New Jersey voters gave a resounding "yes" to expanding property tax benefits for veterans in last week's election.
The ballot question, which passed with 76% of the vote, makes veterans eligible for a $250 property tax deduction regardless of whether they served during a time of war or peace.
It also expands a property tax exemption to include totally disabled veterans no matter when or where they served.
Here's what you need to know about who qualifies under the law, how to get the benefits and what state officials say about when you'll see a drop in your tax bill.
Previously, only veterans who served during times of war were eligible for the deduction and exemption.
But voters last week overwhelmingly said they think active-duty veterans who served during peacetime should also get the property tax benefits.Who is eligible? The deduction and exemption are for honorably discharged veterans with active-duty service in periods of war or peacetime. If an eligible veteran has died, the surviving spouse can collect the tax relief benefits. Veterans must own their homes to qualify. The 100% property tax exemption for disabled veterans is applicable only to taxes paid on a primary residence.

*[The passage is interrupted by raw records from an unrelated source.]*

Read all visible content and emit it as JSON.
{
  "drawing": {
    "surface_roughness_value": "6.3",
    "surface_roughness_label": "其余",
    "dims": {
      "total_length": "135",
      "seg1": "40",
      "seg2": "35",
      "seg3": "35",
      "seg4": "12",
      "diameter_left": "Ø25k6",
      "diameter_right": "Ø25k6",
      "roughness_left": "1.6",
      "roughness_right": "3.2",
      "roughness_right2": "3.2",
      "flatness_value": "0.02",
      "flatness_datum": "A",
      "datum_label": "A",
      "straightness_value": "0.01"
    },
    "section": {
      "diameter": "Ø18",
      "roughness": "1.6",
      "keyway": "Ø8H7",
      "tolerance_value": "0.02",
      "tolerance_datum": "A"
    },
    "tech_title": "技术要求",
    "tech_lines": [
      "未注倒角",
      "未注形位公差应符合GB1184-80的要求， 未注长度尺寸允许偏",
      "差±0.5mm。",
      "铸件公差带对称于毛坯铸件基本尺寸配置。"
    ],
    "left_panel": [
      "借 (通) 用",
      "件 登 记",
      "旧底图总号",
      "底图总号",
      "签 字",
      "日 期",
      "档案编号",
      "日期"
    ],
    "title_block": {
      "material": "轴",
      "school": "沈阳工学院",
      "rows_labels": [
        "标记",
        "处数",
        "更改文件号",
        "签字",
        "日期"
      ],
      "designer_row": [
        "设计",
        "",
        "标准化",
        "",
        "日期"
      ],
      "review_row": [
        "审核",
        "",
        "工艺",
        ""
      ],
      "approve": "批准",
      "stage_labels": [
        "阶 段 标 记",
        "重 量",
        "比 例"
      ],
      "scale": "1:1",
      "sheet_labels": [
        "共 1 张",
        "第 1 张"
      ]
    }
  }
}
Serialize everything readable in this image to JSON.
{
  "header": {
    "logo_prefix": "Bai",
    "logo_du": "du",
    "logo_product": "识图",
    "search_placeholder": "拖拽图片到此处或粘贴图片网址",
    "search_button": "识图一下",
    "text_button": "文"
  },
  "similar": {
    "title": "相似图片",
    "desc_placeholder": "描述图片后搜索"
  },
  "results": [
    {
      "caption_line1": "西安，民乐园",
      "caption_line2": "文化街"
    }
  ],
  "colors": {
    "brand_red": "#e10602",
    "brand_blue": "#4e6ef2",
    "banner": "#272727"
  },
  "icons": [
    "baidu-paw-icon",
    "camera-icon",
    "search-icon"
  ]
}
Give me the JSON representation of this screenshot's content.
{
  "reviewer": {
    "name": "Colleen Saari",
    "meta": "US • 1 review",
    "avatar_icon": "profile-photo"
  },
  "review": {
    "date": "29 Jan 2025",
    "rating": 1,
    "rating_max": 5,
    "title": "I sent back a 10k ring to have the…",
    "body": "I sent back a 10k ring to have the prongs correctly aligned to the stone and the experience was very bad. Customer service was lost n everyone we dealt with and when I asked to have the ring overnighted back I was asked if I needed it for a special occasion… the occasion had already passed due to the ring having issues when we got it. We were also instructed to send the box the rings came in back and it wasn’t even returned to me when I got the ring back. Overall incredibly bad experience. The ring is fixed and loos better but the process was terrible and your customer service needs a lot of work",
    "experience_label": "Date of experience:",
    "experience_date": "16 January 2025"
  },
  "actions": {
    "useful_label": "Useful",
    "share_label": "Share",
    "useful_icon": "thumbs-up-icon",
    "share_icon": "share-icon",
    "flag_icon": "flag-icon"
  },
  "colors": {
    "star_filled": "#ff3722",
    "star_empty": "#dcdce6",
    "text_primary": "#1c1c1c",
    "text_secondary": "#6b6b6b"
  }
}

NJ election:Expanding property tax deduction for veterans? What you need to know
What do I need to do?
Veterans or surviving spouses need to apply at their municipal tax office.
They need to fill out an application form and provide a copy of their DD214 discharge paperwork.
Disabled veterans seeking the 100% exemption need to show Department of Veterans Affairs verification of 100% permanent and total disability, and local rules may require you to bring documents such as proof of property ownership.
It's probably a good idea to call your municipal government office to see what paperwork you need, and if their hours or application procedures have been affected by the coronavirus pandemic.
The application forms currently ask veterans to identify what period of war they served in, but that is no longer required because of the constitutional amendment approved by voters.
Updated forms will be available by Dec. 1, but residents who want to apply sooner can just cross out the wartime service section and use the old forms, according to the New Jersey Department of the Treasury.
Veterans eligible for the $250 deduction should fill out form VSS. Disabled veterans eligible for the total exemption should fill out form DVSSE.
Find the forms and more information for veterans online at www.state.nj.us/treasury/taxation/.
Do I apply every year?
No, apply only once, the Treasury Department said.
But according to state law, you must notify the municipal tax office if something changes your eligibility, like if you move.
And local officials can ask questions to make sure you continue to qualify for tax relief programs.
When will I get benefits?
The amendment is effective on Dec. 4, according to the Treasury Department, but it's not yet clear when you'll see the deduction on your quarterly bill or the exemption.
A spokeswoman for the Department of Community Affairs, which oversees local government issues such as property tax levies, said it was "too soon" to comment on the expanded benefits.
How many people will this help?
About 172,000 veterans claimed the benefits in the 2019 tax year, and an estimated 57,000 more are now eligible because of the amendment.
Stacey Barchenger is a reporter in the New Jersey Statehouse. For unlimited access to her work covering New Jersey’s lawmakers and political power structure, please subscribe or activate your digital account today.
Email: [email protected] Phone: 732-427-0114 Twitter: @sbarchenger